COACH TRESSEL: The thing I love about the major awards and I’ve said this often is that they’ve involved into more than a popularity contest. They’ve involved into who’s doing well on great teams, which is what it ought to be about, so if all of a sudden our guys are mentioned for some of those things, then we’re probably doing pretty well as a team.

REPORTER: Have you had any contact with Maurice Clarett, if he’s got a chance to —

COACH TRESSEL: Not relative to the workout, he was over working out every day with us and I saw him the day before he left, but, no, I haven’t. I assume — I think it was this past weekend because he left this last Saturday. I’m mixed up what day it was.

REPORTER: What do you think about him trying to make this comeback, trying to play football again? That’s what got him places in the first place, what’s your thought?

COACH TRESSEL: I think it’s probably something that he thought about and that he missed and that he knows it’s short-lived. The older you get, it’s even shorter-lived, and that people called us before he even brought it up to me he was always in working out just because he was in school and he wanted to be in a positive environment and all that. All of a sudden people started calling us and I would take him his phone messages. And I think he kind of felt good that there was some interest.

REPORTER: By people, you do you mean people from the NFL, UFL, just from all over?

COACH TRESSEL: UFL, because the NFL already had their thing going. Lori, we have two questions left. You won’t always be next to last, but when the hot shot shows up, we always bow down to the hot shots, so, Lori?

REPORTER: With the growth of Terrelle Pryor that you’ve talked about, does he have any additional responsibilities especially when it comes to presnap?

COACH TRESSEL: He’s a lot more involved in the discussions from a pass protection standpoint. Prepractice, in practice, presnap, he and Mike Brewster — and Jim Bollman’s theory is not changing, it’s the center still has the primary, but sometimes the quarterback can see something that the center can’t, and then he chimes in and so he has been able to grow in that area and I’ll tell you what, he’s wrong every once in a while because our defense does a lot.
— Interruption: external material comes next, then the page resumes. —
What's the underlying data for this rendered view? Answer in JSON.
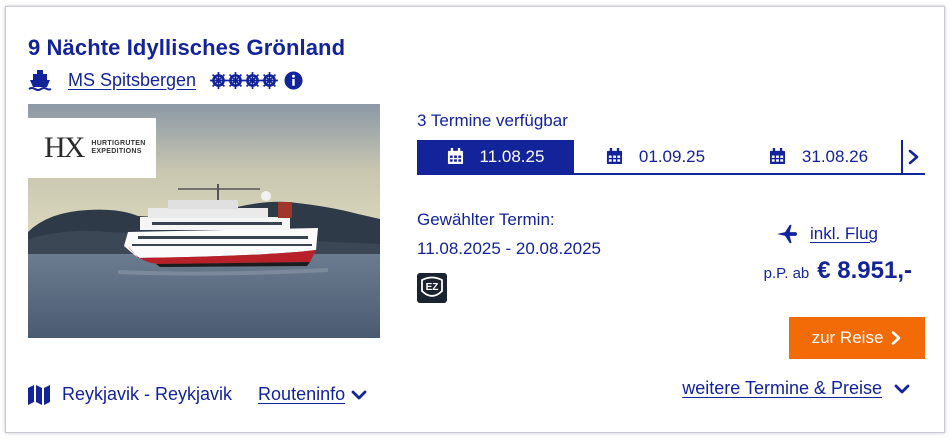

They throw a lot at you, but I’ve been impressed with how he has been on the mark when we’ve needed to make some changes and so forth. All right. Marla, how about a hand for Marla coming back. That wasn’t resounding. It wasn’t a standing ovation.

REPORTER: This is a little along Lori’s lines, but has there been something Terrelle has said in a meeting or done in a practice that showed you that he’s elevated to the next level as quarterback? Maybe since last season?

COACH TRESSEL: Has there been anything that he’s said or done? You know, I think I would say that most of what he’s said and what we’ve watched him do have demonstrated a greater understanding and both of those things are important because those guys in that huddle are listening to what that quarterback has to say. That young receiver is influenced by what that quarterback has to say. The whole team is influenced by any comments that the head coach might make or the quarterback might make. That’s just the nature of our jobs. And so I think he’s demonstrated throughout with what he has said and how he has prepared and then what he has demonstrated that there’s clearly progress.

It doesn’t mean there’s not going to be little blips in the radar because there always are, but I think the recovery from those blips and the understanding of, okay, why didn’t this go the way we planned it or whatever, will be much more rapid due to that dril